Mayor Bloomberg might only have a few more months left in office, but don't think he's out of fun ideas quite yet! This week, he suggested a solution to NYCHA's rampant trespassing and resident safety problem—to fingerprint public housing residents, and make them scan in using a fingerprint scanner. Shockingly, people did not think this was so great.

On his weekly radio show yesterday, the mayor addressed safety in public housing buildings, noting there were some concerns. "The people that live there, most of them, want more police protection," he said. "If you have strangers walking in the halls of your apartment building, don't you want somebody to stop and say 'Who are you? Why are you here?" So, to bring us ever closer to Big Brother combat that, he suggested some enhanced door technology. "What we really should have is fingerprinting to get in," he said.
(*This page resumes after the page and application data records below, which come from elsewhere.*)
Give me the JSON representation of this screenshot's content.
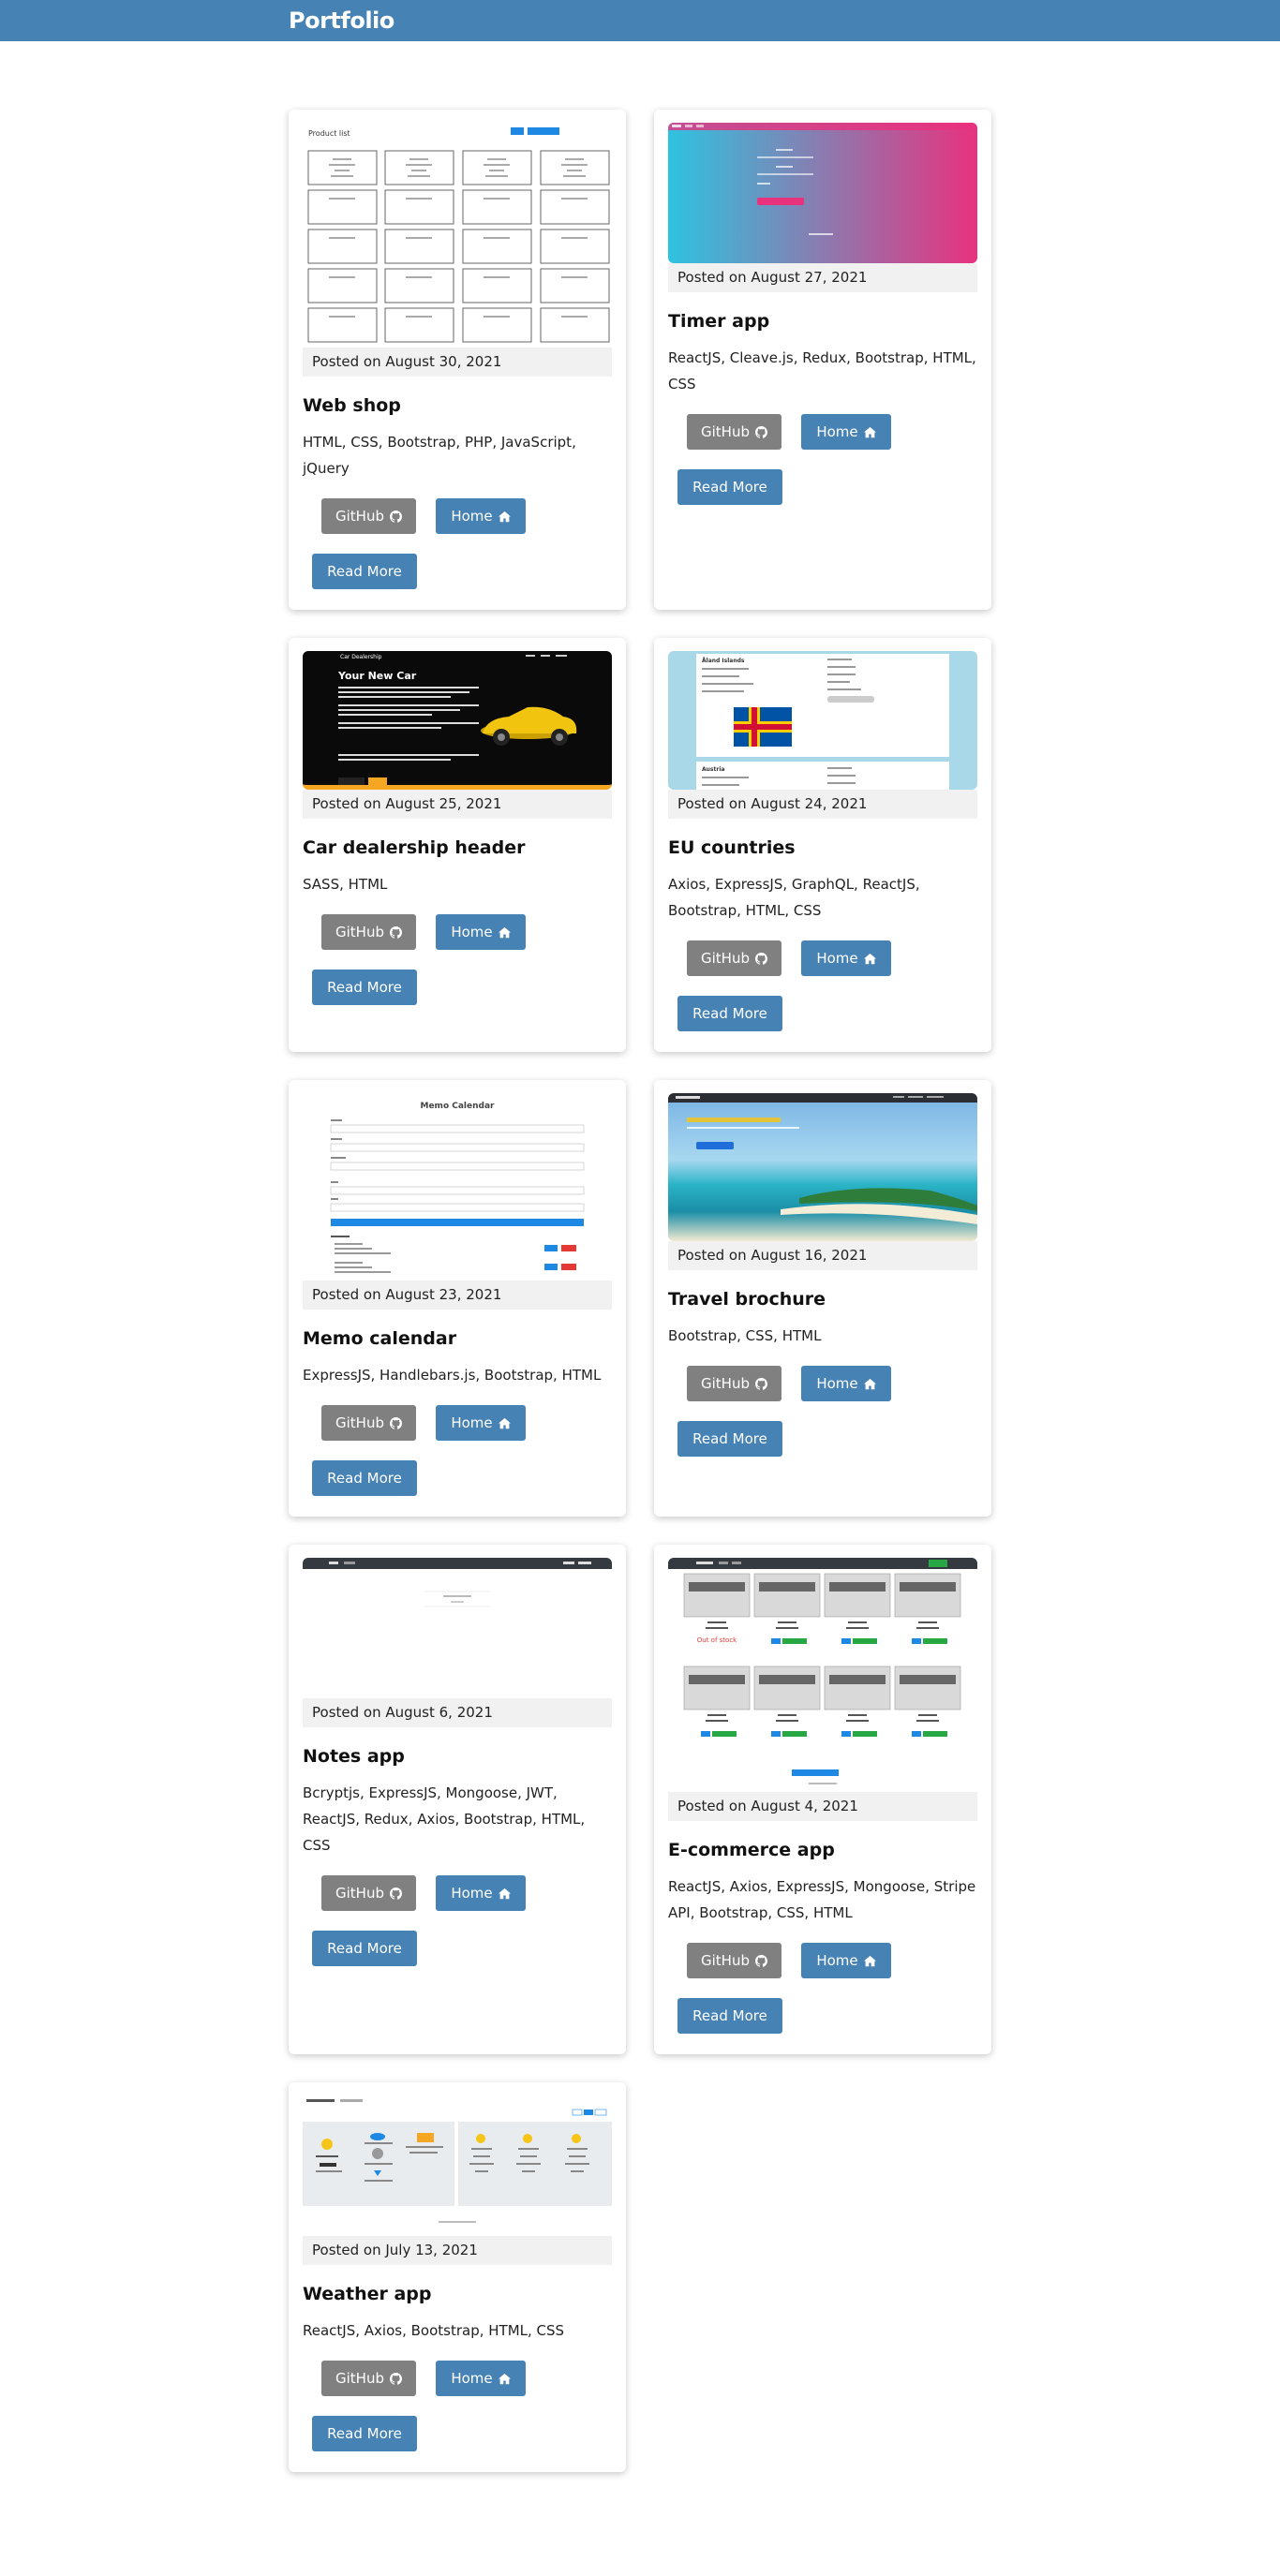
{
  "header": {
    "brand": "Portfolio"
  },
  "buttons": {
    "github": "GitHub",
    "home": "Home",
    "read_more": "Read More"
  },
  "projects": [
    {
      "title": "Web shop",
      "posted": "Posted on August 30, 2021",
      "tech": "HTML, CSS, Bootstrap, PHP, JavaScript, jQuery",
      "thumb": {
        "heading": "Product list"
      }
    },
    {
      "title": "Timer app",
      "posted": "Posted on August 27, 2021",
      "tech": "ReactJS, Cleave.js, Redux, Bootstrap, HTML, CSS"
    },
    {
      "title": "Car dealership header",
      "posted": "Posted on August 25, 2021",
      "tech": "SASS, HTML",
      "thumb": {
        "brand": "Car Dealership",
        "heading": "Your New Car"
      }
    },
    {
      "title": "EU countries",
      "posted": "Posted on August 24, 2021",
      "tech": "Axios, ExpressJS, GraphQL, ReactJS, Bootstrap, HTML, CSS",
      "thumb": {
        "country1": "Åland Islands",
        "country2": "Austria"
      }
    },
    {
      "title": "Memo calendar",
      "posted": "Posted on August 23, 2021",
      "tech": "ExpressJS, Handlebars.js, Bootstrap, HTML",
      "thumb": {
        "heading": "Memo Calendar"
      }
    },
    {
      "title": "Travel brochure",
      "posted": "Posted on August 16, 2021",
      "tech": "Bootstrap, CSS, HTML"
    },
    {
      "title": "Notes app",
      "posted": "Posted on August 6, 2021",
      "tech": "Bcryptjs, ExpressJS, Mongoose, JWT, ReactJS, Redux, Axios, Bootstrap, HTML, CSS"
    },
    {
      "title": "E-commerce app",
      "posted": "Posted on August 4, 2021",
      "tech": "ReactJS, Axios, ExpressJS, Mongoose, Stripe API, Bootstrap, CSS, HTML",
      "thumb": {
        "out_of_stock": "Out of stock"
      }
    },
    {
      "title": "Weather app",
      "posted": "Posted on July 13, 2021",
      "tech": "ReactJS, Axios, Bootstrap, HTML, CSS"
    }
  ],
  "icons": {
    "github": "github-icon",
    "home": "home-icon"
  },
  "colors": {
    "header": "#4682b4",
    "primary_button": "#4682b4",
    "github_button": "#808080",
    "posted_bg": "#f1f1f1"
  }
}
Post-show, staffers said Bloomberg wasn't making a proposal so much as sounding out an idea, but even as ideas go, most people agreed fingerprinting all 620,000 of the city's public housing residents was a pretty terrible one. "I don’t like that . . . it’s an invasion of my privacy," Nellie Quenones, who has lived in the Rafael Hernandez Houses on the Lower East Side for over 40 years, told the Post. Brookly Borough President Marty Markowitz noted even safety couldn't trump the stigma associated with fingerprinting: "Public safety is a real concern in these communities, but the answer is not fingerprinting that will catalog residents, making them feel as if they are common criminals," he said yesterday.

And naturally, there was the usual barrage of anti-Bloomberg comments out of the mayoral Democratic candidate camp. Bill Thompson called the proposal "offensive," Bill de Blasio called it "immoral" and "discriminatory," John Liu said it was "ridiculous" and Anthony Weiner said he didn't think it was a good idea to further stigmatize people, being fairly familiar with stigmatization himself.

Note that this isn't the first time Bloomberg's backed fingerprinting; a few years ago the Bloomberg administration started requiring food stamp applicants to get fingerprinted to combat fraud. Governor Cuomo didn't think that was such a good idea, either, and he ended the requirement last year.